Here’s a fact pattern that occurs with some frequency in parentage court. To make this blog post more easily readable, we’ll assume that the mother is seeking child support from the father. Of course, that’s not always the case, but it is certainly the more common scenario.
- An unmarried couple has a child together, then lives in separate residences.
- At the time of separation, neither parent goes to court to set up any formal parenting time arrangement or child support obligation.
- The child primarily resides with the mother, and sees the father on an as-agreed basis.
- The father provides some financial support to the mother, and occasionally buys things for the child.
- Years go by, often with little to no conflict whatsoever.
- The mother, either on her own or through the State, files for child support.
- As part of the child support case, the mother requests child support going all the way back to the date of the child’s birth.

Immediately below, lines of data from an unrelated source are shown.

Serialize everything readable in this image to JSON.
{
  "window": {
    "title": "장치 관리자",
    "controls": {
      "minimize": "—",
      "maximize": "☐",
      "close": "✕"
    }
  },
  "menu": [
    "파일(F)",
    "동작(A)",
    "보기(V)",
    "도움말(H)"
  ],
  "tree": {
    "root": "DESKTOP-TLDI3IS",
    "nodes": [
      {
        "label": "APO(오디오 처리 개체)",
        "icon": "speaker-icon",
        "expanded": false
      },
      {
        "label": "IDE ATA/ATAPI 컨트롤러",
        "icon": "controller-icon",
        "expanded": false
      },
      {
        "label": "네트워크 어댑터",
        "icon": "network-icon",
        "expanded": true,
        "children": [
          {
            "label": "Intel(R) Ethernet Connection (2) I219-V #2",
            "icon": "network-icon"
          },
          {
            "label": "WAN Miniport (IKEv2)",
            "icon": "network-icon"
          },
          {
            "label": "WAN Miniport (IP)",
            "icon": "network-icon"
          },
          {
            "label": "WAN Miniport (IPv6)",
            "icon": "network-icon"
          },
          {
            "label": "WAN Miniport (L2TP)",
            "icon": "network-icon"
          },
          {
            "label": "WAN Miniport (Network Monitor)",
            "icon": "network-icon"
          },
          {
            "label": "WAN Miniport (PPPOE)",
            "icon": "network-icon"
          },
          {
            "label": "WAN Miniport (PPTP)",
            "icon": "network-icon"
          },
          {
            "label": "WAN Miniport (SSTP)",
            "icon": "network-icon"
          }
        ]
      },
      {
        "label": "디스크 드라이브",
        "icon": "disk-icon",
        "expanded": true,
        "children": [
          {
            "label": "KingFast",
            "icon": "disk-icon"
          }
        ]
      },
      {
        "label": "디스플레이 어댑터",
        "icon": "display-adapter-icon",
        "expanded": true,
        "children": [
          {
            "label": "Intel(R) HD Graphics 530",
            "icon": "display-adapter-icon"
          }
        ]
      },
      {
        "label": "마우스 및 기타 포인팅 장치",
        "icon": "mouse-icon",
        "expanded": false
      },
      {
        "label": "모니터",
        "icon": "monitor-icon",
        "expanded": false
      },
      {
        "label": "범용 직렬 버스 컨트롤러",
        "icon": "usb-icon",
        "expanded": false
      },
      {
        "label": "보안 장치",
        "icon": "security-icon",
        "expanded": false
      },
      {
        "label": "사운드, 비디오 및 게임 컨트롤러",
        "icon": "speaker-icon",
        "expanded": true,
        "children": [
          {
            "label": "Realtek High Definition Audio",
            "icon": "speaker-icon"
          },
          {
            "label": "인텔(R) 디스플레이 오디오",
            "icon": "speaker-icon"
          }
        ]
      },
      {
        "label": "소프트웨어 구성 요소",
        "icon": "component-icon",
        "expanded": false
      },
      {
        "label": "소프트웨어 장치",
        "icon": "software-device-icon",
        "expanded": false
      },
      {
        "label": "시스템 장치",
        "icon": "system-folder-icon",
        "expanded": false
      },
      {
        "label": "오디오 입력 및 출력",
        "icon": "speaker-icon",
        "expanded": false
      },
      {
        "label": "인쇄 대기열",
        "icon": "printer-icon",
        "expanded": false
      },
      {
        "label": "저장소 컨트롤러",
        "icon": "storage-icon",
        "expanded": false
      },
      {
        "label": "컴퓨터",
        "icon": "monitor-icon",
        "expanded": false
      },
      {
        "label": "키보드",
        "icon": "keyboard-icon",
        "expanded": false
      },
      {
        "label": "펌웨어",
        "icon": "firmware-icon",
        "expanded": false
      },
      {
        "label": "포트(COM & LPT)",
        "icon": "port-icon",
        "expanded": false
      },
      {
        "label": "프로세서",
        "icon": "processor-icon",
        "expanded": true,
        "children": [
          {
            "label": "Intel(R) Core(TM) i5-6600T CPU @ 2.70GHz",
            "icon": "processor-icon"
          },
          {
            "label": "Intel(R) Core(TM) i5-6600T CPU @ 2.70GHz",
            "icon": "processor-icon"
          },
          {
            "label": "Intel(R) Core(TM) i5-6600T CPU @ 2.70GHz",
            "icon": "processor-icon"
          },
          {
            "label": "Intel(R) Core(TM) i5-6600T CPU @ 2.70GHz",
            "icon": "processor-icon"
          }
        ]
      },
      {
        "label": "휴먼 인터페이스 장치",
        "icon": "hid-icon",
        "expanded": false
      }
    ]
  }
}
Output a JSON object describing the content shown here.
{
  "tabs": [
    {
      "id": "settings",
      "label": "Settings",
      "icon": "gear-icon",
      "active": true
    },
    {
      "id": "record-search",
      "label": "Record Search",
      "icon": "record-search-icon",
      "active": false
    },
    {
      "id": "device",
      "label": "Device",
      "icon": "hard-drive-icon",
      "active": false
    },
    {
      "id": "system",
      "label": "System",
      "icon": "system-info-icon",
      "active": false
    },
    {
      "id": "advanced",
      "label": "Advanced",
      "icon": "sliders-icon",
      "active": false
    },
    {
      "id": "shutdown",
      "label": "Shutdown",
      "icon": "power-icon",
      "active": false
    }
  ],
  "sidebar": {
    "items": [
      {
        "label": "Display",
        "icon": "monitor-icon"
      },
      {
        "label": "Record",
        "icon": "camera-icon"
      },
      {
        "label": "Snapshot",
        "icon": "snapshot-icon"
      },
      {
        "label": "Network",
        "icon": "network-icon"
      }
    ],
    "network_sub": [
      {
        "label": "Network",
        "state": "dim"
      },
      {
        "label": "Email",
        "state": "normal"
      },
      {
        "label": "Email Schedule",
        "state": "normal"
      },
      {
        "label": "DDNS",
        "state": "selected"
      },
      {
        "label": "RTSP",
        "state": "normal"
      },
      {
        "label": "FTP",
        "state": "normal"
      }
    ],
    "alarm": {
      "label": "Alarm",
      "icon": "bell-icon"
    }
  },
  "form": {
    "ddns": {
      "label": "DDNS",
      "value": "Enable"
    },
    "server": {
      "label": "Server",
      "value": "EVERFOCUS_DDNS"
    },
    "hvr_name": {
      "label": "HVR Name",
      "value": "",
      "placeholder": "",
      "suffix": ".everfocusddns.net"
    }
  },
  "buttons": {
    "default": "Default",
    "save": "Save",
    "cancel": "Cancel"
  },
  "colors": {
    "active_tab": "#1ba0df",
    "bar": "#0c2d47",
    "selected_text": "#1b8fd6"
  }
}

Is the father obligated to pay child support all the way back from the time that the child was born? What about the contributions and support he has already paid in the past, which were not required by any court order? Do they count for anything?